Now, we extend the grid to 3 rows that are restricted to 3 columns. This is a Swordfish where each row contains 2 candidates.
Code: Select all
` +-----------------------------------+ |  .  *  .  |  .  *  .  |  .  *  .  | |  /  X  /  |  /  /  /  |  /  X  /  | |  .  *  .  |  .  *  .  |  .  *  .  | |-----------+-----------+-----------| |  .  *  .  |  .  *  .  |  .  *  .  | |  /  X  /  |  /  X  /  |  /  /  /  | |  .  *  .  |  .  *  .  |  .  *  .  | |-----------+-----------+-----------| |  .  *  .  |  .  *  .  |  .  *  .  | |  /  /  /  |  /  X  /  |  /  X  /  | |  .  *  .  |  .  *  .  |  .  *  .  | +-----------------------------------+`
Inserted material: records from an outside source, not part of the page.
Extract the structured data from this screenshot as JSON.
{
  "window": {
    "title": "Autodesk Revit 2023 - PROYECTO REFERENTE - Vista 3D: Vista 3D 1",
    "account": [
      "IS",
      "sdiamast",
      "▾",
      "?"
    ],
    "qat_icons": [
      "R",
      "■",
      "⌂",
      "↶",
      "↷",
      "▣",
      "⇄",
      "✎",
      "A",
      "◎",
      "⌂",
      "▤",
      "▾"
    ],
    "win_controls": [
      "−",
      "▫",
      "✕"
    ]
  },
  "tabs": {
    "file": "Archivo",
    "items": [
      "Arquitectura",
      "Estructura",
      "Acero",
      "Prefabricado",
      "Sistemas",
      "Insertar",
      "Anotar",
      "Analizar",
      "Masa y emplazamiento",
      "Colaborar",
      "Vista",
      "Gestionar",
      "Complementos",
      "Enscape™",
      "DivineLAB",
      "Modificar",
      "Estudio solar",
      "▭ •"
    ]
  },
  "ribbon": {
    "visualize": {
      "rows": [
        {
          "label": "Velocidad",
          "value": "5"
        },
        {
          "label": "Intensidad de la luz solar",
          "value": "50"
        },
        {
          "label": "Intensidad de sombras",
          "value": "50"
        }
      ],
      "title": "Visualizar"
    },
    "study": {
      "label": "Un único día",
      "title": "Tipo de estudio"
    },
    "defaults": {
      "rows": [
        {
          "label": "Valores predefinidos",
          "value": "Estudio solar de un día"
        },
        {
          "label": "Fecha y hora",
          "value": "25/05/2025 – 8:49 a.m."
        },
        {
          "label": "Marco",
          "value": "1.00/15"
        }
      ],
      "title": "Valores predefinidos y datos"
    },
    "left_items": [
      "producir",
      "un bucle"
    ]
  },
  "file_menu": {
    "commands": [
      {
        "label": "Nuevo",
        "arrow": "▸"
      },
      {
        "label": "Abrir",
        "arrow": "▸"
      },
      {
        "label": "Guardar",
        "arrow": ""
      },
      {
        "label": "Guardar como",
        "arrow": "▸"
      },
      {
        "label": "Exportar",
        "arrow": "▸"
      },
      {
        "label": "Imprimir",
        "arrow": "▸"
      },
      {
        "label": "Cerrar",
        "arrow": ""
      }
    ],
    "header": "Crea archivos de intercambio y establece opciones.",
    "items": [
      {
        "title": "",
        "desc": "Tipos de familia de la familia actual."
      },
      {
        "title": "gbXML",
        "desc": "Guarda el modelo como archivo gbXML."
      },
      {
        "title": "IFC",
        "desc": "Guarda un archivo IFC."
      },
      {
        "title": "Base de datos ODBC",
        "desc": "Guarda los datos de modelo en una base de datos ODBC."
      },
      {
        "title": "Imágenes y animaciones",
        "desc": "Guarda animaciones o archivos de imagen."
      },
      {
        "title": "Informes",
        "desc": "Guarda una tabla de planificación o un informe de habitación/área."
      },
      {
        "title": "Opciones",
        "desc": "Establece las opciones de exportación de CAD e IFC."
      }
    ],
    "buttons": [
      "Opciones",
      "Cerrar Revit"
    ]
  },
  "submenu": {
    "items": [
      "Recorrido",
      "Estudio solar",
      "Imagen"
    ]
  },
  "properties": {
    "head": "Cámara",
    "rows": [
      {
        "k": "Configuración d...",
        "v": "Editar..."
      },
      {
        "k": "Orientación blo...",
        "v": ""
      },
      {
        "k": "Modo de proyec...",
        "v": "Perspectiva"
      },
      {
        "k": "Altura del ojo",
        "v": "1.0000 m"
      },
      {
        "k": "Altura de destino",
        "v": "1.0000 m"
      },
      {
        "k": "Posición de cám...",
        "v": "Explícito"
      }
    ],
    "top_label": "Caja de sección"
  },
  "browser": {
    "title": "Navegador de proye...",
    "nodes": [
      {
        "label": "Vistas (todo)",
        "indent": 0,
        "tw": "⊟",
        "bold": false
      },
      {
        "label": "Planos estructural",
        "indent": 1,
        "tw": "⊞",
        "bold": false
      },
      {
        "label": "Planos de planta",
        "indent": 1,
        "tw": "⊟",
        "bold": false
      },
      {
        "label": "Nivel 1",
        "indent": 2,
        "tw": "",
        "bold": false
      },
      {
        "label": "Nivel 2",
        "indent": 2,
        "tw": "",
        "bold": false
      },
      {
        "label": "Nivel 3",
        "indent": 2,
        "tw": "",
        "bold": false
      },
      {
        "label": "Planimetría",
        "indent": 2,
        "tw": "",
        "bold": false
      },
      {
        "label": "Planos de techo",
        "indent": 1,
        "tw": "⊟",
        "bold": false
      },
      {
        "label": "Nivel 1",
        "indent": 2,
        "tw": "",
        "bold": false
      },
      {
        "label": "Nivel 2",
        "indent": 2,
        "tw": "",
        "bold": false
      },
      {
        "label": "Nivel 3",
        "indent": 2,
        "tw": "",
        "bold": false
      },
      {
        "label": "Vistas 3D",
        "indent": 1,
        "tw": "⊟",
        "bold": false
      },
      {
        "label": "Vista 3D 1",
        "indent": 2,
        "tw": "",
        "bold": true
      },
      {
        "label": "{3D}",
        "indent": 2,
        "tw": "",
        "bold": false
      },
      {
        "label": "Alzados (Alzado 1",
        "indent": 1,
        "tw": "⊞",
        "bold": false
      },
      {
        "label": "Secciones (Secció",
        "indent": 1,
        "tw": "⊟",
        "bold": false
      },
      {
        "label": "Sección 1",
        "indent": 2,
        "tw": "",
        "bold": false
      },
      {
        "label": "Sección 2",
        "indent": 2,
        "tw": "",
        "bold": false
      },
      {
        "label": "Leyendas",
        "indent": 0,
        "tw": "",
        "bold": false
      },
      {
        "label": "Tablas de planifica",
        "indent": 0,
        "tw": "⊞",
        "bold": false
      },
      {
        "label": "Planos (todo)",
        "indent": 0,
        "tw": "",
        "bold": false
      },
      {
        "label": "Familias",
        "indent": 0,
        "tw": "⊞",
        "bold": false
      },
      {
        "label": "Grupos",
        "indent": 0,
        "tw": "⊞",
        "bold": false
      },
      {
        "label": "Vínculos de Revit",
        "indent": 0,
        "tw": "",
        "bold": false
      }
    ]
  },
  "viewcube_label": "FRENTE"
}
Now is where the fun begins. It's perfectly okay to add another candidate to any (or all) of the 3 rows -- as long as you don't change the number of columns. So, this example is also a Swordfish.

Code: Select all
` +-----------------------------------+ |  .  *  .  |  .  *  .  |  .  *  .  | |  /  X  /  |  /  X  /  |  /  X  /  | |  .  *  .  |  .  *  .  |  .  *  .  | |-----------+-----------+-----------| |  .  *  .  |  .  *  .  |  .  *  .  | |  /  X  /  |  /  X  /  |  /  X  /  | |  .  *  .  |  .  *  .  |  .  *  .  | |-----------+-----------+-----------| |  .  *  .  |  .  *  .  |  .  *  .  | |  /  X  /  |  /  X  /  |  /  X  /  | |  .  *  .  |  .  *  .  |  .  *  .  | +-----------------------------------+`

Now, because more complex Fish exist, the complete name for my two examples is non-sashimi unfinned basic Swordfish r258\c258. Only tarek would ever call it this!

Note #1: As in the X-Wing, the whole thing could have been expressed as candidates in columns that were restricted to rows. Then the eliminations would be in the restricted rows.

Note #2: Do not confuse my use of (*) for elimination cells with Cec's use of (*) to mark (X) cells. Unfortunately, two different display formats use the same symbol to mean different things. Also note that it would have been better if Cec had used (-) instead of (#) for the elimination cells because convention reserves that symbol to mean something else.

Final Note: My grids are not based on the puzzle and PM posted above.
daj95376
2014 Supporter

Posts: 2624
Joined: 15 May 2006

eleven

Posts: 1800
Joined: 10 February 2008

Next

Return to Help with puzzles and solving techniques